What is expected — Output the records that follow exactly as they are written.

(Items from an interface collection)
Start of Block

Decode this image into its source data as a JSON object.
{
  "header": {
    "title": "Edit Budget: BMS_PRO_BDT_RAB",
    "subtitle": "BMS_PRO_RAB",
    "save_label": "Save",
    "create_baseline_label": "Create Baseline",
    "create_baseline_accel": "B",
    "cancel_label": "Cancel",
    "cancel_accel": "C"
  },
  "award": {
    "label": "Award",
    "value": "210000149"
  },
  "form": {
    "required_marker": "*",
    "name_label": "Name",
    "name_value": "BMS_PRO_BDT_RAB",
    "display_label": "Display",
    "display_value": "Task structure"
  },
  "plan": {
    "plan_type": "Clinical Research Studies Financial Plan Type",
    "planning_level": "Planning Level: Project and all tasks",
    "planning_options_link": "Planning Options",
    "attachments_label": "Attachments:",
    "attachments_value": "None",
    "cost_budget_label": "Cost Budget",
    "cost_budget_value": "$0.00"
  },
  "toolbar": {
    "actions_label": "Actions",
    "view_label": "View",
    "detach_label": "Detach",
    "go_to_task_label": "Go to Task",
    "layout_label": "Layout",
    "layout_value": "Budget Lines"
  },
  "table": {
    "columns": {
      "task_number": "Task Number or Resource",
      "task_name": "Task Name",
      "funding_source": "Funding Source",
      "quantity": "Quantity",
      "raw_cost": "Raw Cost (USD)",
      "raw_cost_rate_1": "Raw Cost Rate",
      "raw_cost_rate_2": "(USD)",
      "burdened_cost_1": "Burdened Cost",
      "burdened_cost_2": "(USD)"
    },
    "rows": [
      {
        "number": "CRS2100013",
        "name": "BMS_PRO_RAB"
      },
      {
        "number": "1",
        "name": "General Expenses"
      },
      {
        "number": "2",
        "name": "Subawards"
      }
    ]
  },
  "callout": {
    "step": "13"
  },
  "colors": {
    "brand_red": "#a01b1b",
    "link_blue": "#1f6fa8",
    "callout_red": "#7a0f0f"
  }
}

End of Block

Answer for the task —
Decode this image into its source data as a JSON object.
{
  "header": {
    "title": "Edit Budget: BMS_PRO_BDT_RAB",
    "subtitle": "BMS_PRO_RAB",
    "save_label": "Save",
    "create_baseline_label": "Create Baseline",
    "create_baseline_accel": "B",
    "cancel_label": "Cancel",
    "cancel_accel": "C"
  },
  "award": {
    "label": "Award",
    "value": "210000149"
  },
  "form": {
    "required_marker": "*",
    "name_label": "Name",
    "name_value": "BMS_PRO_BDT_RAB",
    "display_label": "Display",
    "display_value": "Task structure"
  },
  "plan": {
    "plan_type": "Clinical Research Studies Financial Plan Type",
    "planning_level": "Planning Level: Project and all tasks",
    "planning_options_link": "Planning Options",
    "attachments_label": "Attachments:",
    "attachments_value": "None",
    "cost_budget_label": "Cost Budget",
    "cost_budget_value": "$0.00"
  },
  "toolbar": {
    "actions_label": "Actions",
    "view_label": "View",
    "detach_label": "Detach",
    "go_to_task_label": "Go to Task",
    "layout_label": "Layout",
    "layout_value": "Budget Lines"
  },
  "table": {
    "columns": {
      "task_number": "Task Number or Resource",
      "task_name": "Task Name",
      "funding_source": "Funding Source",
      "quantity": "Quantity",
      "raw_cost": "Raw Cost (USD)",
      "raw_cost_rate_1": "Raw Cost Rate",
      "raw_cost_rate_2": "(USD)",
      "burdened_cost_1": "Burdened Cost",
      "burdened_cost_2": "(USD)"
    },
    "rows": [
      {
        "number": "CRS2100013",
        "name": "BMS_PRO_RAB"
      },
      {
        "number": "1",
        "name": "General Expenses"
      },
      {
        "number": "2",
        "name": "Subawards"
      }
    ]
  },
  "callout": {
    "step": "13"
  },
  "colors": {
    "brand_red": "#a01b1b",
    "link_blue": "#1f6fa8",
    "callout_red": "#7a0f0f"
  }
}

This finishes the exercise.